Here are five good exercises with which to start. You can do all of these from the comfort of your home! Warm up your muscles first with 30 seconds of jumping jacks or 2 sets of stairs, and if you experience pain with any particular exercise, do not continue with that exercise.
1.) 2 sets of 10 Sit-to-stands in a chair (or couch if you want to make it more challenging)
2.) 2 sets of 10 Push-ups – if you can’t perform 15 full push-ups, try them from your knees or against a stationary countertop/table. The lower the surface, the more challenging!
3.) 2 sets of 10 Glute-bridges – to make it harder, do 10 single leg bridges on both sides
4.) 10 Bird-dogs on each side (lifting opposite arm and leg
5.) 30 second High-plank hold (from your hands)
Cool down with one minute of deep breathing lying down.
Try to do a workout like this one 2-3x per week to build strength and stability. When adding in new exercises, aim for exercises that work large muscle groups, and if you have any questions about exercises you're trying, or experience any pain, feel free to call us to schedule a free consultation: 616-662-0990.
Five years ago, when someone sprained their ankle, what did everyone tell them to do? RICE! Rest, ice, compression, and elevation!
Some of the ideas behind the old acronym for acute injuries remain the same, but RICE was often taken too far.
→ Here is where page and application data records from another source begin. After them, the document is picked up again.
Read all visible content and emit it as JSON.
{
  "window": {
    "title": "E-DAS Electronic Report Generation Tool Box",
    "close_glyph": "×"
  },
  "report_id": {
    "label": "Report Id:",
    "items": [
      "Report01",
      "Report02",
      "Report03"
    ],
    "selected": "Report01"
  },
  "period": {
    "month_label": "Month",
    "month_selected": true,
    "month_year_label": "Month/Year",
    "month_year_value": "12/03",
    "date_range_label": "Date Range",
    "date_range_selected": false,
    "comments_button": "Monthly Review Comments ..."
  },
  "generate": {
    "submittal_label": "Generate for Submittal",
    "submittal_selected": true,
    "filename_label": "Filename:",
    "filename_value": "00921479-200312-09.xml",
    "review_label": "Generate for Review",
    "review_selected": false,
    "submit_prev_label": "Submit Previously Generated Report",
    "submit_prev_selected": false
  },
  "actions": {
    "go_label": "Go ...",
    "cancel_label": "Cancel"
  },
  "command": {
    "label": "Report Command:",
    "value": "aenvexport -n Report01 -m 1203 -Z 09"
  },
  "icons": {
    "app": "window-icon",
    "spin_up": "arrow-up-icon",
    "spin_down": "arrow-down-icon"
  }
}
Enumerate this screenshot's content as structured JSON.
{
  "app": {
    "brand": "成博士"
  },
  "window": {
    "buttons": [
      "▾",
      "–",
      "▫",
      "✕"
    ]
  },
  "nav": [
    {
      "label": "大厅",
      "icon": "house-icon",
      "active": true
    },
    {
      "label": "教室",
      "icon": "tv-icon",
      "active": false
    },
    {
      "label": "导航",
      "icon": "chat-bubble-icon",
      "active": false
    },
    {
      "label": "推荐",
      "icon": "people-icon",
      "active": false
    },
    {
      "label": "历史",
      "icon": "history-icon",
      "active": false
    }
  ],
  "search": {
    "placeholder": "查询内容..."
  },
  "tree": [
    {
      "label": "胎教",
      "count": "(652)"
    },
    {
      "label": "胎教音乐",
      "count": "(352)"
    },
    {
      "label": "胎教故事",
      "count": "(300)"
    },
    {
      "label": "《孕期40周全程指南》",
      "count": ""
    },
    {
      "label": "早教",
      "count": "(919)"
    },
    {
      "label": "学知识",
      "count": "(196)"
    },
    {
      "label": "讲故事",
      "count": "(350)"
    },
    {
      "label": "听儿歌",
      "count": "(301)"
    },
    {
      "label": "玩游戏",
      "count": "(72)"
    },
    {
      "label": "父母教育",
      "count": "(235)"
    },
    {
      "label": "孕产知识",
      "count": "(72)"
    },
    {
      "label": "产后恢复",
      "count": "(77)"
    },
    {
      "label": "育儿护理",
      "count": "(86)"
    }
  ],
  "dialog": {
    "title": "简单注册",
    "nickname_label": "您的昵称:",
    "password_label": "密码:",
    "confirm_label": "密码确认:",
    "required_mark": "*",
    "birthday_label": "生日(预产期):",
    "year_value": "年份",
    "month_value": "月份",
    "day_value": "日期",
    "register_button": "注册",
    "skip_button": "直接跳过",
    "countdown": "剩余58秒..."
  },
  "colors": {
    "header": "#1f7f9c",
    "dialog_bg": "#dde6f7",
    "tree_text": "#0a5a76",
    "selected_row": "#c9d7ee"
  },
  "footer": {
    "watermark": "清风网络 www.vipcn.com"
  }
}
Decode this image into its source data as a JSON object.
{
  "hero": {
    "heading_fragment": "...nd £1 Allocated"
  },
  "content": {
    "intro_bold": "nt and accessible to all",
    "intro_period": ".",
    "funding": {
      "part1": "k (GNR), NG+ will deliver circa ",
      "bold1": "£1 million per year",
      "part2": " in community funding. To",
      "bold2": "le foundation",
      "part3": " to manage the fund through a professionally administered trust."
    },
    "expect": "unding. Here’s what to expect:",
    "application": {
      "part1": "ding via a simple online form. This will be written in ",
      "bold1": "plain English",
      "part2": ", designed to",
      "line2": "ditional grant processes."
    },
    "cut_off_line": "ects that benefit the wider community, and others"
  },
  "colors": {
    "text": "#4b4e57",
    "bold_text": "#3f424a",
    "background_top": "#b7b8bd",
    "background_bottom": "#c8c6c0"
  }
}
Individuals hindered their recovery by resting the injured body part too long. Because of this, RICE has been replaced by a new acronym, POLICE:
P: Protect the injured joint, ligament, or muscle – this means resting the area for a few days, and then after that, when you do start moving the area, continuing to protect it (for an ankle sprain, this might look like using crutches).
OL: Optimal Loading – while still in the protection phase but after a few days of rest, you should start gently moving the joint, first passively, then actively, and finally with exercises. In the past, injuries often lead to lots of muscle atrophy and stiffness; this optimal loading focuses on beginning to move and strengthen the muscle at the appropriate time rather than getting stuck in the “rest” phase as the muscle continues to weaken and the joint stiffens up.
I: Ice can help temporarily decrease the swelling around your injury. The inflammation is one of the contributors to the pain you feel around your injury, so icing for 20 minute increments can help manage your pain.
C: Compression can also help with swelling. Think: ACE bandage, compression sock, etc.
E: Elevation: Placing the injured body part up is another means of reducing swelling and inflammation. If your ankle is injured, try lying down and placing your ankle/leg on a stack of pillows.
The main difference is that “rest” has been replaced with “protection” and “optimal loading”. Protecting the injured area and getting a few days of rest is important, but it is also essential to begin moving the area and progressively loading it as your body heals, for optimal recovery.
If you’ve just experienced a strain or sprain, whether mild or severe, and have questions on how to handle it, feel free to call and ask for one of our experienced physical therapists! They will be able to give you guidance to help you recover as quickly (and fully) as possible: 616-662-0990.
By: Lisa Pfotenhauer, C-EP
Steve Bartz, PT